Youth group making a difference in Uganda
Published on: 26 Sep 2013
YOUNG people helping out in Uganda this summer have found their good deeds have not gone unnoticed.
Members of the Faith group at Christ Church Downend teamed up with young people from Bradley Stoke to work with youth groups and children’s organisations in Mbarara.
As they quietly went about their business painting a zebra crossing at an accident hotspot, they were astonished – and delighted - to find themselves featured in a report in one of Uganda’s most popular newspapers, Orumuri.
Youth leader Gary Smart, who travelled with the group, said it was fantastic that the young people’s efforts had captured the imagination of the press.
“It was a busy road – as busy as Gloucester Road. The old zebra crossing had been rubbed away and there had been a few accidents.
“We worked with young people from All Saints youth club in Mbarara who asked the equivalent of our council what needed to be done. They said a zebra crossing needed to be repainted but they didn’t have the funds or the manpower to do it. As it was dangerous without a crossing we jointly paid for special paint, marked it out and got on with painting it.
“It created lots of interest. Local people were stopping and asking us what we were doing. People were leaning out of their car windows to say comments such as ‘thank you for your great service’ and ‘thank you for your service to our community’.

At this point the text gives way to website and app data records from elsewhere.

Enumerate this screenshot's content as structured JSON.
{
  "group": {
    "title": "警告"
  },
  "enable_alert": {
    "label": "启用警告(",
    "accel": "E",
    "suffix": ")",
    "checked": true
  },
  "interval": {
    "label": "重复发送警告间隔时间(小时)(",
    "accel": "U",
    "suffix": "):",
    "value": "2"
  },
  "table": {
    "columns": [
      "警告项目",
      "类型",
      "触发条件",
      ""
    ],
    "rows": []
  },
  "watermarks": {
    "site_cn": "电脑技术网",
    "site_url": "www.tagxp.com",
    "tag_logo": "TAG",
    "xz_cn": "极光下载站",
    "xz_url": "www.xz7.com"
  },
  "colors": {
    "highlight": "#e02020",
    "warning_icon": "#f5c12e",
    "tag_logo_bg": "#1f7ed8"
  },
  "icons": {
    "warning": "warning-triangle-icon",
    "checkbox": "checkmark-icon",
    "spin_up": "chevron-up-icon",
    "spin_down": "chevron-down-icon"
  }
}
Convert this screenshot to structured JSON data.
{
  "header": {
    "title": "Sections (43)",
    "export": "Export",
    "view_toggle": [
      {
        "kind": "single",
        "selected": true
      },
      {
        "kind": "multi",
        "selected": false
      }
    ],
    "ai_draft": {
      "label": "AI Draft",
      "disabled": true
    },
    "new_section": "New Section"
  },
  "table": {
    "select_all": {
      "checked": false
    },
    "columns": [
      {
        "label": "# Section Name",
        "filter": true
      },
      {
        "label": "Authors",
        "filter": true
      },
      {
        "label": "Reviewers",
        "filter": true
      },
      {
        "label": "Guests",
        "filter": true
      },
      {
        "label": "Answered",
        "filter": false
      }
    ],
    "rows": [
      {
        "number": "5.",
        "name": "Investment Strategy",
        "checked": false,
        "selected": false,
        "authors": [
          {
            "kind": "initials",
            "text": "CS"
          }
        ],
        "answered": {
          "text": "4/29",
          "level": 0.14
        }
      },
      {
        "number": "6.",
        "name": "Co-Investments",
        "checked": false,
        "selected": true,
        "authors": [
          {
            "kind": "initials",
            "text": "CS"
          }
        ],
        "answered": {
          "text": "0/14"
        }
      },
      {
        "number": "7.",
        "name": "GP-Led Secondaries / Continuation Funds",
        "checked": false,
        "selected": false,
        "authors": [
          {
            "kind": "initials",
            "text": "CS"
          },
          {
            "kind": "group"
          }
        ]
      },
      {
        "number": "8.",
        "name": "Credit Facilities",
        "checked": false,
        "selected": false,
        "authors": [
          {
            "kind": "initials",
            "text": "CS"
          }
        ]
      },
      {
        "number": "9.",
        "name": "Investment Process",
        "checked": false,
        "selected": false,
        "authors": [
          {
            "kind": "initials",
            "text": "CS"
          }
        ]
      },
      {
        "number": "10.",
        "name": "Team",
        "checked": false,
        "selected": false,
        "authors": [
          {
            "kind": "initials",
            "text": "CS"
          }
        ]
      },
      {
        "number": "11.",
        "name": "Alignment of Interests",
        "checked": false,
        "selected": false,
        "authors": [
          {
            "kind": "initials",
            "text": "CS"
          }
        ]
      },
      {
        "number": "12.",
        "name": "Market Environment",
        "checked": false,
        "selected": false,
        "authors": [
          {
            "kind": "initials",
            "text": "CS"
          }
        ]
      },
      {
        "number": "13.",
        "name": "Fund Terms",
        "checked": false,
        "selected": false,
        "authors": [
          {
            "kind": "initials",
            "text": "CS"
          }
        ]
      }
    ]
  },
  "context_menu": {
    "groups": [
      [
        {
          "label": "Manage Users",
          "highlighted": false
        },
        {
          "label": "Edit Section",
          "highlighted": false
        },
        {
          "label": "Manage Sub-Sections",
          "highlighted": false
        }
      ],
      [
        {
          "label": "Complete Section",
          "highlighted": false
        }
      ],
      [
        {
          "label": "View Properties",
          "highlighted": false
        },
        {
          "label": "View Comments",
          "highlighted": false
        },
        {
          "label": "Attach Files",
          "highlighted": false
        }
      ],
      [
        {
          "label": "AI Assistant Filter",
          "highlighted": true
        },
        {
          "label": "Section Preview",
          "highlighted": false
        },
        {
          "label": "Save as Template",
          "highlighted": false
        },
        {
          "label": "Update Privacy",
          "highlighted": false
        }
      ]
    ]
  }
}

“After we finished the newspaper contacted the local youth group to use one of their photos they had taken so it was a complete surprise when we appeared in the paper. Everyone was really pleased and we all recognised the symbolism of black and white people working together painting black and white lines.”
Matt Brydon, 17, Katie Smart, 18, Lucy Payne, 19, Katie Avent, 21, and Kirsty Whitelock, 21, travelled to the African country at the end of July following seven months of fundraising.
The project – called Youth 2 Youth Uganda 2013 – involved members of the Faith youth group teaming up with young volunteers from Holy Trinity Church in Bradley Stoke to provide drama teaching, sports coaching, health education and first-aid training in schools and projects involving young people.
They also worked with around 250 boys and girls in a children’s development centre in Mukora which looks after the health, social, spiritual and educational care of children from orphaned backgrounds and extreme poverty. The group had been fundraising for seven months to help finance the trip and pay for a legacy of 200 first-aid kits which were given to every family at the centre and sports equipment including footballs, net balls, training cones and sports kits.
Lucy, 19, said: “The people we have met have been amazing. I have enjoyed getting to understand the culture. I’ve learned to try and be more relaxed and not worry and that you can make friends anywhere.”
The youngsters took it in turns to update a blog, posting photos and detailing their exploits.